Another reason was actually a very practical one. From the early days of the Exchange Street Station up until the day it finally closed, trains entering the depot from the west (Chicago, Cleveland etc.) had to pull into the station, unload passengers, then back out out to the main line at departure time. The same was true for trains going to New York from Chicago -- they had to pull in, then back out to reconnect to the main line.
It was a very dangerous practice to back a train out of that depot since most engineers did it blindly. While there was a flagman protecting the train as it backed up, the entire practice was very time consuming. The idea was that if the Central had a depot east of Buffalo, the need for backing in and out of the station would be eliminated.
Perhaps a more pompous reason for the East Buffalo location was that the New York Central felt that it had the power to pull Buffalo along with it. The Central hoped that it could encourage downtown merchants to move their locations out to where the new depot would be since these same merchants were opposed to the idea of the depot being located in downtown Buffalo. While this strategy worked for New York City, when the Pennsylvania Railroad pulled the shopping district from 14th Street to 34th Street,
it was not going to work in Buffalo. It became clear that even though the Central needed a new depot, the railroads of 1928 were not as important as they once were. There wasn't even a trolley line built out to the new depot.
art deco splendor
The architectural team of Fellheimer and Wagner were commissioned to design the building, and after having all the legalities settled, the Central began construction of their new terminal in 1927 with the preparation of the land the terminal was going to rest on. The City of Buffalo demolished the homes and rerouted streets. Peckham and Lovejoy Streets were widened, and a new 100 foot long street was created along the old West Shore railroad tracks and named Lindbergh Drive. Curtiss Street was moved so that the terminal would straddle it like a bridge and it could serve as a way for services to enter the building such as mail and baggage.
Later, Lovejoy would eventually be renamed to Paderewski, after the pianist Ignace Jan Paderewski, and Lindbergh would be renamed to Memorial Drive after the pilot disgraced himself during World War Two.
When the building was finally completed in 1929, the New York Central had spent 14 million dollars and had built a railroad masterpiece. The new Central Terminal was not just another railroad depot, but rather a small city in a self contained complex of Art-Deco splendor. Now, the Central needed to have it used to the same degree as the old Exchange Street Station.
History was not going to be kind. Central Terminal opened in May of 1929, five months before the beginning of what was to become the Great Depression. From its opening date right up until the New York Central merged with the Pennsylvania to become the Penn Central, Central Terminal lost money. In fact, the only time the terminal was busy from morning until night was during the era of World War Two.

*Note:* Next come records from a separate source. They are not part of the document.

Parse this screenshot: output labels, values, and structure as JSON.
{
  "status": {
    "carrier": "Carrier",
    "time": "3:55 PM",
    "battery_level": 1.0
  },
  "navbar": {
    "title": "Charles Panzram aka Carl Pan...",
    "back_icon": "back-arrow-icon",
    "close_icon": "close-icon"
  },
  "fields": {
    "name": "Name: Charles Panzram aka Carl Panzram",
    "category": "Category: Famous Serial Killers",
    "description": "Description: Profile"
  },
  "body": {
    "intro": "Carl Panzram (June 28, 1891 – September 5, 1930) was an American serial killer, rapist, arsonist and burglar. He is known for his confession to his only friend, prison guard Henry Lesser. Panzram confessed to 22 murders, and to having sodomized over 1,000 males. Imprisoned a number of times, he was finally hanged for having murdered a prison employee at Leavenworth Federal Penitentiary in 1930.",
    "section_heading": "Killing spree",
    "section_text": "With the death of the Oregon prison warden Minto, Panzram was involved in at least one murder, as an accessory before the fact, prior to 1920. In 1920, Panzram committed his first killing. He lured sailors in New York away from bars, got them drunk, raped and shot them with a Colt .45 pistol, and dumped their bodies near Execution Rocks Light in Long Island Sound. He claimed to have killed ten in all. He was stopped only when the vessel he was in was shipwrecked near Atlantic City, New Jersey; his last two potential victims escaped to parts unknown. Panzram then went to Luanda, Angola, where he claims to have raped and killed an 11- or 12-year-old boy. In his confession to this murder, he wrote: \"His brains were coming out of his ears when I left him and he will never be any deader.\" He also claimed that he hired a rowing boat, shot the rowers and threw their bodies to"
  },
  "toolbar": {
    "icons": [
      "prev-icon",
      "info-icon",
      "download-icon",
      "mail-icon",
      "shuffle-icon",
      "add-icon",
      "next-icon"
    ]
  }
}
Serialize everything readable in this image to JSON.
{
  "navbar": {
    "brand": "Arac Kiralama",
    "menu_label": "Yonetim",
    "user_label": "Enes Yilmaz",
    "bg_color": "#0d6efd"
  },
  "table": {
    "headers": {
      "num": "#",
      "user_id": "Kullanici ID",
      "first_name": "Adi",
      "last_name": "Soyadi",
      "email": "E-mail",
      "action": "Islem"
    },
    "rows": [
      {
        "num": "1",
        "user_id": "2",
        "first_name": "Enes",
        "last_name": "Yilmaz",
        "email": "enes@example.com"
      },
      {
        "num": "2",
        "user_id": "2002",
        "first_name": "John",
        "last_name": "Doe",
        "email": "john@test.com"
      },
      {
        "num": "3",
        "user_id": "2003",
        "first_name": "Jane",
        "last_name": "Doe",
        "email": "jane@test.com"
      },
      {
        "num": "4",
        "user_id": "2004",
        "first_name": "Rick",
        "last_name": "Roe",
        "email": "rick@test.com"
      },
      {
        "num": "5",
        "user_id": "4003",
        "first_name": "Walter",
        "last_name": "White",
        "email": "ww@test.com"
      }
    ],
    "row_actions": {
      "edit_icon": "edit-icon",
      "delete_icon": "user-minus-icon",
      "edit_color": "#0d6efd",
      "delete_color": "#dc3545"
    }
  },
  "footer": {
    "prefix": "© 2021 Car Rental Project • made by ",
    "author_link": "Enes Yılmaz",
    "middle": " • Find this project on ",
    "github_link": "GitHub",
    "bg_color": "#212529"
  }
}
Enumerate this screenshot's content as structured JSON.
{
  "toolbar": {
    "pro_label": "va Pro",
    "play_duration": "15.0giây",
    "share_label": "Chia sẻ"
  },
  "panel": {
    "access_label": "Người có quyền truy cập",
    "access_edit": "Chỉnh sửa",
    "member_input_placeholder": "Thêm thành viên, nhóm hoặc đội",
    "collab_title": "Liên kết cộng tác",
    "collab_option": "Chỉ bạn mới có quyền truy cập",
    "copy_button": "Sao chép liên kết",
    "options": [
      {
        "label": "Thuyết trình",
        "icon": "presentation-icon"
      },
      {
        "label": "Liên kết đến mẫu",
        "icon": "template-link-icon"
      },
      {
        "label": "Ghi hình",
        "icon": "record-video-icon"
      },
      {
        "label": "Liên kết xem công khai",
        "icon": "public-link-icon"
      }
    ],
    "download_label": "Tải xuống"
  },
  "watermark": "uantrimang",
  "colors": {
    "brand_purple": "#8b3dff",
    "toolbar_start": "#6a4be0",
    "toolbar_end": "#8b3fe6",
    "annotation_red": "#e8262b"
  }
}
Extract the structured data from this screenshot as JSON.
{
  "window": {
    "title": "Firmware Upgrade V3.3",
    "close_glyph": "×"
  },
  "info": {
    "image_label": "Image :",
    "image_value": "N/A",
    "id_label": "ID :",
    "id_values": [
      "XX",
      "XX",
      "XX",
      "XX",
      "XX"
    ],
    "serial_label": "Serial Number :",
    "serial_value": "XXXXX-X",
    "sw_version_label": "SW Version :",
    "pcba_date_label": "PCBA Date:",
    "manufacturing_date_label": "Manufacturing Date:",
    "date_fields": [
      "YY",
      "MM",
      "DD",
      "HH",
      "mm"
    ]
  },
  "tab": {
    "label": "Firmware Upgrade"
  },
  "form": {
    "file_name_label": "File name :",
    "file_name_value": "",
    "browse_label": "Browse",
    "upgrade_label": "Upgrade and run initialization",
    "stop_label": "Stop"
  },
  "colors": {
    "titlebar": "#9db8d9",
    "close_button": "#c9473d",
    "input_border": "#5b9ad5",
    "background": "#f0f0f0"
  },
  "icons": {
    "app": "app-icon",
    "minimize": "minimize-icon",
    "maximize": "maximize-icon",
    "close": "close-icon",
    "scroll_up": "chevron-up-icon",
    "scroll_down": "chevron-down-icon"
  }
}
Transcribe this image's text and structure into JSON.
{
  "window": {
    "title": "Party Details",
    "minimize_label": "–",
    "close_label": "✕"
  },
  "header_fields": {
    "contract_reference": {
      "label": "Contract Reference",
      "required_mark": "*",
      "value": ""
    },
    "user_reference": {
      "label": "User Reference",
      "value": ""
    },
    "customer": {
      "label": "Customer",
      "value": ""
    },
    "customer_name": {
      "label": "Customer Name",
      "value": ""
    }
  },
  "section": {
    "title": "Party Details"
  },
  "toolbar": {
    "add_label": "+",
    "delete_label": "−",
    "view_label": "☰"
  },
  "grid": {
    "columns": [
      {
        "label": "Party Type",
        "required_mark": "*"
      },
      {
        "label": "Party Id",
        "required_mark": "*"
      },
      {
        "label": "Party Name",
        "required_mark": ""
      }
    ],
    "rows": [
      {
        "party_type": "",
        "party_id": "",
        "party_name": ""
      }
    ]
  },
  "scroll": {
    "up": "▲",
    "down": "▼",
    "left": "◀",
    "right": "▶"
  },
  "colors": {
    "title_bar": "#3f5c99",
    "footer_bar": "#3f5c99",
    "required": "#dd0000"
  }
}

One thing that the New Central Terminal was never able to achieve was the elegant status of a gateway into Buffalo. Old Exchange Street Station, even with its old and weathered appearance, was the Ellis Island of Buffalo. Thousands of immigrants arrived in Buffalo from the east and got their first taste of American soil by walking through the old wooden doors of the Exchange Street Station. These people were the German, Polish, and Italian immigrants that eventually made their homes in the First Ward of Buffalo. It was the Polish community that was predominant on the city's east side. It was their homes that the city demolished to build Central Terminal.
Nevertheless, Central Terminal was a masterpiece. Now the railroad had to put it to good use.